And even after the United States pledged nearly $30 million in emergency assistance to Somalia last Wednesday (though the pledge was contingent on assurances that American aid would not be delivered to anyone in Al-Shabaab-held areas, which includes roughly 60 percent of affected inhabitants), Al-Shabaab still continued to block aid groups trying to operate in southern and central Somalia.

These two factors represent an impossible impasse: The US Office of Foreign Assets Control and the post-9/11 Executive Order 13224 both restrict providing aid to key parts of Somalia, and Al-Shabaab generally views foreign donors as imperialist spies or "Christian crusaders," anyway, and has installed a ban on assistance for the past two years.

Even with this two-way snag, those who advocate lifting the US restraints should not be so easily painted as naïve, soft-on-terrorism lefties. For example, in June 2008, the Bush administration shipped 37,000 tons of wheat to North Korea as its first step in expanded foreign aid. (The Obama administration has been reluctant to restart these installments of food shipments.)

The US helped deliver aid through the North Korean regime in spite of concerns similar to those regarding Al-Shabaab. Some officials were uneasy about whether they would be able to monitor the deliveries, and were afraid that the shipments would benefit the despotic rulers far more than the oppressed, malnourished citizens. Sadly, much of this turned out to be the case. But still, in the case of the humanitarian cataclysm in North Korea, the American government lent a hand.

Granted, this isn't an apples-to-apples comparison. The Democratic People's Republic of Korea is a member state of the UN, and the US does have some degree of open diplomatic back-channels to their state actors, while Al-Shabaab's jihadist ideology and dedication to suicide-bomber tactics make it virtually non-negotiable. But directing aid to warlords and Muslim extremist entities isn't exactly unprecedented, and because immediate action is required in drought-stricken areas, suspending our own aid restrictions might be the only option for preempting much greater suffering. EJ Hogendoorn and Ben Dalton of the International Crisis Group explained why in an op-ed for CNN on Tuesday:
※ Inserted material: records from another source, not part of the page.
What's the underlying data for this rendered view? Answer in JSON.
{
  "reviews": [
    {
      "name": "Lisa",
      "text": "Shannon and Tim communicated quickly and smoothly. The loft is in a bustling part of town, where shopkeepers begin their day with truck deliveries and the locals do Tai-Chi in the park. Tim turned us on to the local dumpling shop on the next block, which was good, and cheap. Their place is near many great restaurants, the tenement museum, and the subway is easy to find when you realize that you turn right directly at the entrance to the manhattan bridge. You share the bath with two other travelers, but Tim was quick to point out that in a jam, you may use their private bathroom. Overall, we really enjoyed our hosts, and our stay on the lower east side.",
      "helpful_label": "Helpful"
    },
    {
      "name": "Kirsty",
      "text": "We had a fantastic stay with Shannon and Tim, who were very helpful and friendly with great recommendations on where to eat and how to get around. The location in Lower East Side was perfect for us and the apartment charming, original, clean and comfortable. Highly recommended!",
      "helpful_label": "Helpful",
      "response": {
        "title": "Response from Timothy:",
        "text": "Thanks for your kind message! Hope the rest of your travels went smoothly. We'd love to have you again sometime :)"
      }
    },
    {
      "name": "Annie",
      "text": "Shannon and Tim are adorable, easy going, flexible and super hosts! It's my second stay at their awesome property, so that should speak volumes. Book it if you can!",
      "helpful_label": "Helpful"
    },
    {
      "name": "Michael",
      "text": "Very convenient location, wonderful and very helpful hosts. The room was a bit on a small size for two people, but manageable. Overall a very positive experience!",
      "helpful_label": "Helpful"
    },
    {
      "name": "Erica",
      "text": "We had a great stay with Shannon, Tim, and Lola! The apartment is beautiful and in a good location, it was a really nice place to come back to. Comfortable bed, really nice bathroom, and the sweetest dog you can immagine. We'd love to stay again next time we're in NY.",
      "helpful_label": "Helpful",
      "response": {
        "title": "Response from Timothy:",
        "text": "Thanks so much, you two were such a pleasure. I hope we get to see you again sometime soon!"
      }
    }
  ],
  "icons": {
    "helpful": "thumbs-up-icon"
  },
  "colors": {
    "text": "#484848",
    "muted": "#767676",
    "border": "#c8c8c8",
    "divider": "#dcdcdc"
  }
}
It is true that armed groups were "taxing" humanitarian aid, but this is unavoidable in complex emergencies. Whatever marginal benefit Al-Shabaab derives from foreign aid, it is far outweighed by the goodwill and increased stability that aid generates. This is also an important way to show Somalis and the Muslim world at large that the West cares about more than waging a "War on Terror".